> _Task details_
Lines that contain the string "INNOVATION" are the ones to list; copy all of them from the records.

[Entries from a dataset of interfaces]
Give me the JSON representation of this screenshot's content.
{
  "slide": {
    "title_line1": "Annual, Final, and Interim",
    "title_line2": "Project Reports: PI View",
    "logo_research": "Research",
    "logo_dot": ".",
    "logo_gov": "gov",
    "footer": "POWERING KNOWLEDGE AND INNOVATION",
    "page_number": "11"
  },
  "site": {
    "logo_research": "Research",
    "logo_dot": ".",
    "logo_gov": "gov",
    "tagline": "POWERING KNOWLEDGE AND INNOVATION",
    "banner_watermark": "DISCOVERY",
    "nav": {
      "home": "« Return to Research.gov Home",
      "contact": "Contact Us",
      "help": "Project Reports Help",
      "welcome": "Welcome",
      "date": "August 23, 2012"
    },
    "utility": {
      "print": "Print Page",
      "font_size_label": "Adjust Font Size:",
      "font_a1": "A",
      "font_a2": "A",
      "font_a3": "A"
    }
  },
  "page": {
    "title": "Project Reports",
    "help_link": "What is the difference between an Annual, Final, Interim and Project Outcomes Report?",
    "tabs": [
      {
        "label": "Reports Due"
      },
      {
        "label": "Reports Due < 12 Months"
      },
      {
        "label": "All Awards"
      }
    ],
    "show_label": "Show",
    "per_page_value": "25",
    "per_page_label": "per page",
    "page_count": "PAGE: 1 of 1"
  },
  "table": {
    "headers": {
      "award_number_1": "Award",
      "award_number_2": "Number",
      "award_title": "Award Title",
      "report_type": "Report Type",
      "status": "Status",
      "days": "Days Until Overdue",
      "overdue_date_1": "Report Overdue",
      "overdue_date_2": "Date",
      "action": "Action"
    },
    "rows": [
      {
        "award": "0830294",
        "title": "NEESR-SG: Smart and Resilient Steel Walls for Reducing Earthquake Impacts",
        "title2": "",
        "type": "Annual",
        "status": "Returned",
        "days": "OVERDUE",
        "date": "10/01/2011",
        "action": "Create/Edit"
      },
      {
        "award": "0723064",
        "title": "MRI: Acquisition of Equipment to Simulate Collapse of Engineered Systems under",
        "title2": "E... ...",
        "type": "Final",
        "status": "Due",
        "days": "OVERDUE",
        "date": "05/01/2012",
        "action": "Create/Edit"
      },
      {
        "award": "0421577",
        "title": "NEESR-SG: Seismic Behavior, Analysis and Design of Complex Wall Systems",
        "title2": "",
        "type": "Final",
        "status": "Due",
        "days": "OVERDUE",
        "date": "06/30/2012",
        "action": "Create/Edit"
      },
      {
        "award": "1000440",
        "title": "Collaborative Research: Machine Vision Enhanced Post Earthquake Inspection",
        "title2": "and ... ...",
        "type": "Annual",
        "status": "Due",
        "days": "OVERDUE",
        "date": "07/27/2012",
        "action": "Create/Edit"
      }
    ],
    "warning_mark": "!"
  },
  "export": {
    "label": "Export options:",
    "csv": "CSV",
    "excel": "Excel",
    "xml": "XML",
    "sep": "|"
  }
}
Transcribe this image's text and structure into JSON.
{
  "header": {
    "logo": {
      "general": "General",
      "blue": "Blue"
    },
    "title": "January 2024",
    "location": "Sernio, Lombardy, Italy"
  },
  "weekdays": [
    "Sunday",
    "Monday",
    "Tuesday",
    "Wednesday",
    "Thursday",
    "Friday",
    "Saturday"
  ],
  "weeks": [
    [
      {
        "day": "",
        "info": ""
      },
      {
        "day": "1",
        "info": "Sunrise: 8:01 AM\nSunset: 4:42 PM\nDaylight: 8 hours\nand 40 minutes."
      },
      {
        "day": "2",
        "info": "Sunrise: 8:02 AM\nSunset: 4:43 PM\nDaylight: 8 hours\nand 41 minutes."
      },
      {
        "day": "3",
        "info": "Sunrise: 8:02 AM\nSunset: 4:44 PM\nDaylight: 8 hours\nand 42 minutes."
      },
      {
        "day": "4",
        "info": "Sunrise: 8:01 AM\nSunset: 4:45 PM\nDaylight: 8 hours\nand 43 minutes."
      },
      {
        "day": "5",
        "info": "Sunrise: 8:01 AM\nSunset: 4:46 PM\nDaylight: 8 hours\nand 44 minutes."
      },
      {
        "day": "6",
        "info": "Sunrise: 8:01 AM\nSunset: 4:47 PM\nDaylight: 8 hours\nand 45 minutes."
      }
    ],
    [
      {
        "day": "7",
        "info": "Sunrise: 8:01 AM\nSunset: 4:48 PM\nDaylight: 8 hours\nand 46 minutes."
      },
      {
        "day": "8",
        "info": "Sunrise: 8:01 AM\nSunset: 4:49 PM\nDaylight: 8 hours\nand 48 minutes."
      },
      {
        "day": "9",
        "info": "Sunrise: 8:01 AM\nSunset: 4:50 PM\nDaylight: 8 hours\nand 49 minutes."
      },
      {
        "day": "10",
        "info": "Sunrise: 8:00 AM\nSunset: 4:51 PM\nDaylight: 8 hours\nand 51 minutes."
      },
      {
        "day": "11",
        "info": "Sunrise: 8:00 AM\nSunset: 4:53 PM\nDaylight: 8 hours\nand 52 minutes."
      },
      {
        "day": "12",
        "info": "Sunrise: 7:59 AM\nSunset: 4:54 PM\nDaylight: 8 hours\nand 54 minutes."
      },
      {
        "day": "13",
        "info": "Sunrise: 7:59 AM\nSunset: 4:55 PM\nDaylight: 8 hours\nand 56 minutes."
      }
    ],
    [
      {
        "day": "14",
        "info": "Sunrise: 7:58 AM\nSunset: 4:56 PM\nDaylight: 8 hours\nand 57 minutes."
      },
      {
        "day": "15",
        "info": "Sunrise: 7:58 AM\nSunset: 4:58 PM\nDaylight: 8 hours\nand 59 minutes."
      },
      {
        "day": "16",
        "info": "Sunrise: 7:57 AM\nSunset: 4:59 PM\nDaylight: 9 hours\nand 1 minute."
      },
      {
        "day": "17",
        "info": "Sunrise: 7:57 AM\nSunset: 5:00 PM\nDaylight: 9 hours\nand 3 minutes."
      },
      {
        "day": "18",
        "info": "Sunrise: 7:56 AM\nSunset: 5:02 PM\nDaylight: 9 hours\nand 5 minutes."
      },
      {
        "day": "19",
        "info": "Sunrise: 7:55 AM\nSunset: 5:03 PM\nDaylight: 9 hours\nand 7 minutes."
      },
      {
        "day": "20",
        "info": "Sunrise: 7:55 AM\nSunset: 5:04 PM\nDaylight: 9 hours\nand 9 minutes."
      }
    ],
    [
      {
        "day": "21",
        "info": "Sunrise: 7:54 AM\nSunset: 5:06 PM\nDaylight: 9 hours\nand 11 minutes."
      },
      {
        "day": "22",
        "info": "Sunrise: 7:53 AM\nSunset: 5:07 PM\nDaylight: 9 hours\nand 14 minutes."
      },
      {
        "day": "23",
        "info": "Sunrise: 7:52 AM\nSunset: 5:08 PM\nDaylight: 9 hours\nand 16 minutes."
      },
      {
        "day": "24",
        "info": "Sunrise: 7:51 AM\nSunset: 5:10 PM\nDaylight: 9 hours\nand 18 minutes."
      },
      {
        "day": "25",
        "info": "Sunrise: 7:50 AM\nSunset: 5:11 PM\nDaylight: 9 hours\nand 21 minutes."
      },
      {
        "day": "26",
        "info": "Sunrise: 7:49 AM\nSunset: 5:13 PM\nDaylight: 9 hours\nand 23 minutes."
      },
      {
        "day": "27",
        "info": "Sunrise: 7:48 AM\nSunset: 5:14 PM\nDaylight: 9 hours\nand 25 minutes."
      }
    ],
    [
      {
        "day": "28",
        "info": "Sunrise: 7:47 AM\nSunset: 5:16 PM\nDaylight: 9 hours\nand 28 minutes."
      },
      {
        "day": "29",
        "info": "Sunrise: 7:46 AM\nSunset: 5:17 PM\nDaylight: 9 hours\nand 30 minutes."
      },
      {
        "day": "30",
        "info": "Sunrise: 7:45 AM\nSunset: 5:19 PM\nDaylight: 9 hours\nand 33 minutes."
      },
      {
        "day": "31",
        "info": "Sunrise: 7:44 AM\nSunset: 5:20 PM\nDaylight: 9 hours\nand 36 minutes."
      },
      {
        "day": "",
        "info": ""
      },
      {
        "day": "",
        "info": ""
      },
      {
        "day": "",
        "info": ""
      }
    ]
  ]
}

> _Response to the exercise_
    "footer": "POWERING KNOWLEDGE AND INNOVATION",
    "tagline": "POWERING KNOWLEDGE AND INNOVATION",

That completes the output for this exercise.